Down to the last character, write out the records below.

* **Element data from apps and pages**
-- Opening Marker --

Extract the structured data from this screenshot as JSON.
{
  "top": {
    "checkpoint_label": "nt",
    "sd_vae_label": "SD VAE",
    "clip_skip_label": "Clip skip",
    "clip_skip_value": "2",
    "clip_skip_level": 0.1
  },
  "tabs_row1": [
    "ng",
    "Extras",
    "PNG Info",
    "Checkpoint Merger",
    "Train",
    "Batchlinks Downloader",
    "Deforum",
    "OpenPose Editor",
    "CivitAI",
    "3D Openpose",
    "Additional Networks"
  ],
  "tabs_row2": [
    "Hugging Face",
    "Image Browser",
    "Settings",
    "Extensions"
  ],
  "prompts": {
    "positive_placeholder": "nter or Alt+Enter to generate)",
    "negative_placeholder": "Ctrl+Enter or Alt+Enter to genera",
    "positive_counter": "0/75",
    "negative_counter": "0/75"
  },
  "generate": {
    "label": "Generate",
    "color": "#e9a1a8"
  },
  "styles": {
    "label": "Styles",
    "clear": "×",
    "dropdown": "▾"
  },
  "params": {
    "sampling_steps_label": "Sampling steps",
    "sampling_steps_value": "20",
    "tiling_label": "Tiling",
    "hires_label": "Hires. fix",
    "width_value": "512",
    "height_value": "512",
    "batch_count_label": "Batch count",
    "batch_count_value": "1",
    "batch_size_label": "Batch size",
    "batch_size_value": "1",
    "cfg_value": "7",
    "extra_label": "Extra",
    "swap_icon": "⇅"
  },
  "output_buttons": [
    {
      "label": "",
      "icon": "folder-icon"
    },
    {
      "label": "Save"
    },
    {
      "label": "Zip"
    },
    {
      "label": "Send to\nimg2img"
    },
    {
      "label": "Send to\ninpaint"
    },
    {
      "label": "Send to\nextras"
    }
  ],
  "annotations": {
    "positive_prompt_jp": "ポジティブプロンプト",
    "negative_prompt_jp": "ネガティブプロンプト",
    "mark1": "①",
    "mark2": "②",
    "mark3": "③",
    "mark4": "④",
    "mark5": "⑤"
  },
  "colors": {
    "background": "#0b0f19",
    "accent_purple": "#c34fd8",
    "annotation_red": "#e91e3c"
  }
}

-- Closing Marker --

* **Response to the task**
Extract the structured data from this screenshot as JSON.
{
  "top": {
    "checkpoint_label": "nt",
    "sd_vae_label": "SD VAE",
    "clip_skip_label": "Clip skip",
    "clip_skip_value": "2",
    "clip_skip_level": 0.1
  },
  "tabs_row1": [
    "ng",
    "Extras",
    "PNG Info",
    "Checkpoint Merger",
    "Train",
    "Batchlinks Downloader",
    "Deforum",
    "OpenPose Editor",
    "CivitAI",
    "3D Openpose",
    "Additional Networks"
  ],
  "tabs_row2": [
    "Hugging Face",
    "Image Browser",
    "Settings",
    "Extensions"
  ],
  "prompts": {
    "positive_placeholder": "nter or Alt+Enter to generate)",
    "negative_placeholder": "Ctrl+Enter or Alt+Enter to genera",
    "positive_counter": "0/75",
    "negative_counter": "0/75"
  },
  "generate": {
    "label": "Generate",
    "color": "#e9a1a8"
  },
  "styles": {
    "label": "Styles",
    "clear": "×",
    "dropdown": "▾"
  },
  "params": {
    "sampling_steps_label": "Sampling steps",
    "sampling_steps_value": "20",
    "tiling_label": "Tiling",
    "hires_label": "Hires. fix",
    "width_value": "512",
    "height_value": "512",
    "batch_count_label": "Batch count",
    "batch_count_value": "1",
    "batch_size_label": "Batch size",
    "batch_size_value": "1",
    "cfg_value": "7",
    "extra_label": "Extra",
    "swap_icon": "⇅"
  },
  "output_buttons": [
    {
      "label": "",
      "icon": "folder-icon"
    },
    {
      "label": "Save"
    },
    {
      "label": "Zip"
    },
    {
      "label": "Send to\nimg2img"
    },
    {
      "label": "Send to\ninpaint"
    },
    {
      "label": "Send to\nextras"
    }
  ],
  "annotations": {
    "positive_prompt_jp": "ポジティブプロンプト",
    "negative_prompt_jp": "ネガティブプロンプト",
    "mark1": "①",
    "mark2": "②",
    "mark3": "③",
    "mark4": "④",
    "mark5": "⑤"
  },
  "colors": {
    "background": "#0b0f19",
    "accent_purple": "#c34fd8",
    "annotation_red": "#e91e3c"
  }
}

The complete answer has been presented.